Trombonist Tim Albright launches the track with warmly stated choruses, underscored by Thomas Morgan's bulging bass lines and Jen Shyu's instrumental-like vocalizations. Slightly intensified by Coleman's darting sax lines and trumpeter Jonathan Finlayson's contrasting statements, the ensemble's lucid imagery often mimics crisscrossing cloud movements. Moreover, the polytonal voicings provide the groundwork for shades of grey and white, as the shifting clouds parallel the band's slow fade out.
Coleman's artistic abstract entails his imaginative union of music and nature. Not so much a ballad, but more of an upbeat interpretation of the atmosphere and spirits around us.

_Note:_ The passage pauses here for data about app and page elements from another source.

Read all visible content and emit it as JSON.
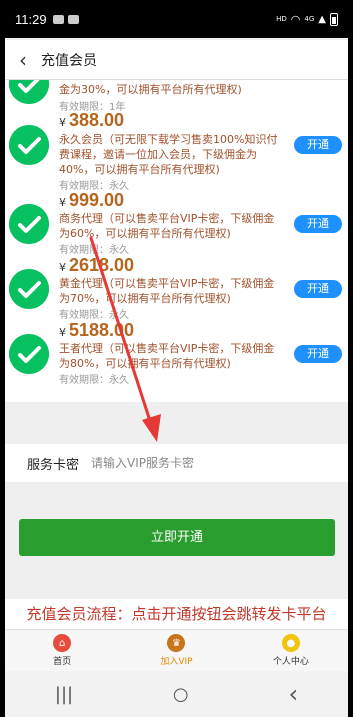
{
  "status": {
    "time": "11:29",
    "network": "HD",
    "signal": "4G"
  },
  "header": {
    "title": "充值会员"
  },
  "top_partial": {
    "desc": "金为30%，可以拥有平台所有代理权)",
    "expire": "有效期限：1年"
  },
  "items": [
    {
      "price": "388.00",
      "desc": "永久会员（可无限下载学习售卖100%知识付费课程，邀请一位加入会员，下级佣金为40%，可以拥有平台所有代理权)",
      "expire": "有效期限：永久",
      "button": "开通"
    },
    {
      "price": "999.00",
      "desc": "商务代理（可以售卖平台VIP卡密，下级佣金为60%，可以拥有平台所有代理权)",
      "expire": "有效期限：永久",
      "button": "开通"
    },
    {
      "price": "2618.00",
      "desc": "黄金代理（可以售卖平台VIP卡密，下级佣金为70%，可以拥有平台所有代理权)",
      "expire": "有效期限：永久",
      "button": "开通"
    },
    {
      "price": "5188.00",
      "desc": "王者代理（可以售卖平台VIP卡密，下级佣金为80%，可以拥有平台所有代理权)",
      "expire": "有效期限：永久",
      "button": "开通"
    }
  ],
  "currency": "¥",
  "card": {
    "label": "服务卡密",
    "placeholder": "请输入VIP服务卡密"
  },
  "submit_label": "立即开通",
  "flow_text": "充值会员流程：点击开通按钮会跳转发卡平台",
  "tabs": [
    {
      "label": "首页",
      "color": "#e74c3c"
    },
    {
      "label": "加入VIP",
      "color": "#e68a00"
    },
    {
      "label": "个人中心",
      "color": "#f1c40f"
    }
  ],
  "nav": {
    "recent": "|||",
    "home": "○",
    "back": "‹"
  },
  "colors": {
    "accent_green": "#2a9d2f",
    "open_blue": "#1e90ff",
    "arrow_red": "#e53935",
    "price_brown": "#b5651d"
  }
}
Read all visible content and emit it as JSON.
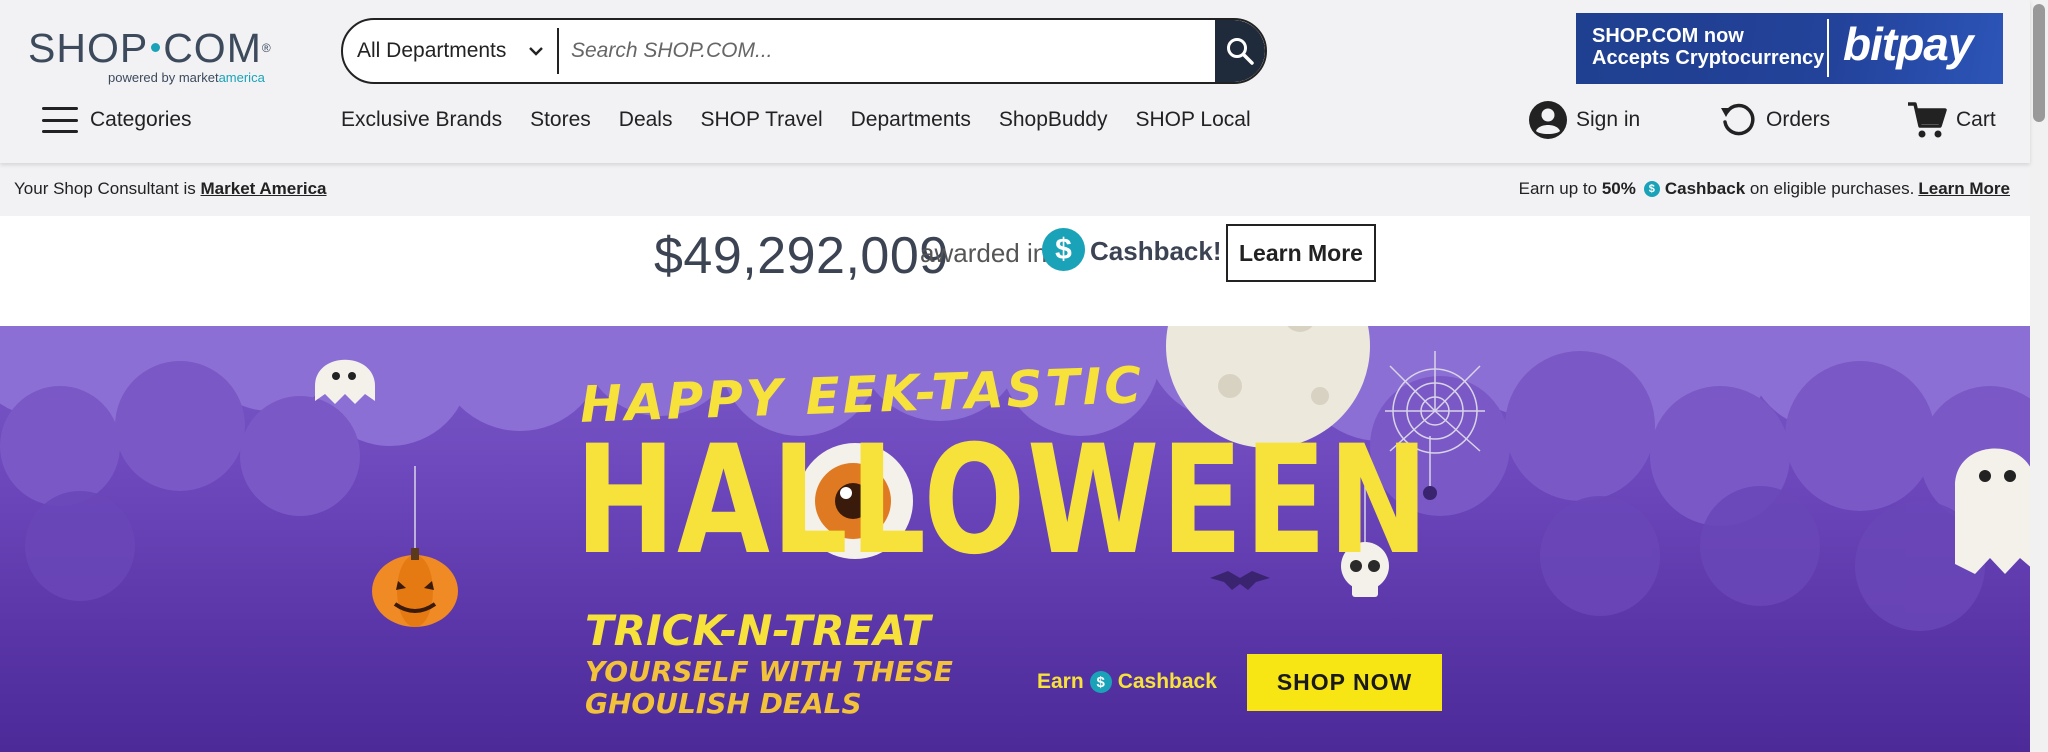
{
  "logo": {
    "brand_left": "SHOP",
    "brand_right": "COM",
    "reg": "®",
    "sub_prefix": "powered by market",
    "sub_suffix": "america"
  },
  "search": {
    "department": "All Departments",
    "placeholder": "Search SHOP.COM..."
  },
  "ad": {
    "line1": "SHOP.COM now",
    "line2": "Accepts Cryptocurrency",
    "logo": "bitpay"
  },
  "nav": {
    "categories": "Categories",
    "links": [
      "Exclusive Brands",
      "Stores",
      "Deals",
      "SHOP Travel",
      "Departments",
      "ShopBuddy",
      "SHOP Local"
    ],
    "sign_in": "Sign in",
    "orders": "Orders",
    "cart": "Cart"
  },
  "infobar": {
    "consultant_prefix": "Your Shop Consultant is",
    "consultant_name": "Market America",
    "earn_prefix": "Earn up to",
    "earn_percent": "50%",
    "cashback": "Cashback",
    "earn_suffix": "on eligible purchases.",
    "learn_more": "Learn More"
  },
  "cashstrip": {
    "amount": "$49,292,009",
    "awarded": "awarded in",
    "cashback": "Cashback!",
    "learn_more": "Learn More"
  },
  "banner": {
    "happy": "HAPPY EEK-TASTIC",
    "halloween": "HALLOWEEN",
    "trick": "TRICK-N-TREAT",
    "line1": "YOURSELF WITH THESE",
    "line2": "GHOULISH DEALS",
    "earn": "Earn",
    "cashback": "Cashback",
    "shop_now": "SHOP NOW"
  },
  "colors": {
    "accent": "#1aa3b8",
    "banner_purple": "#6d48bd",
    "banner_yellow": "#f7e23b",
    "header_bg": "#f2f2f5"
  }
}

Personnel: Steve Coleman: alto saxophone; Jonathan Finlayson: trumpet; Tim Albright: trombone; Jen Shyu: vocals; Thomas Morgan: bass; Tyshawn Sorey: drums.
I love jazz because anything is possible; it has few rules and the best jazz breaks those ones. I prefer free improv because it doesn't really have any rules at all.
I was first exposed to jazz in my teens (in the late sixties).
The first jazz record I bought was Filles de Kilimanjaro by Miles Davis, shortly followed by Extrapolation by John McLaughlin.
My advice to new listeners is to listen as widely as possible and not to make snap judgments--stick with it.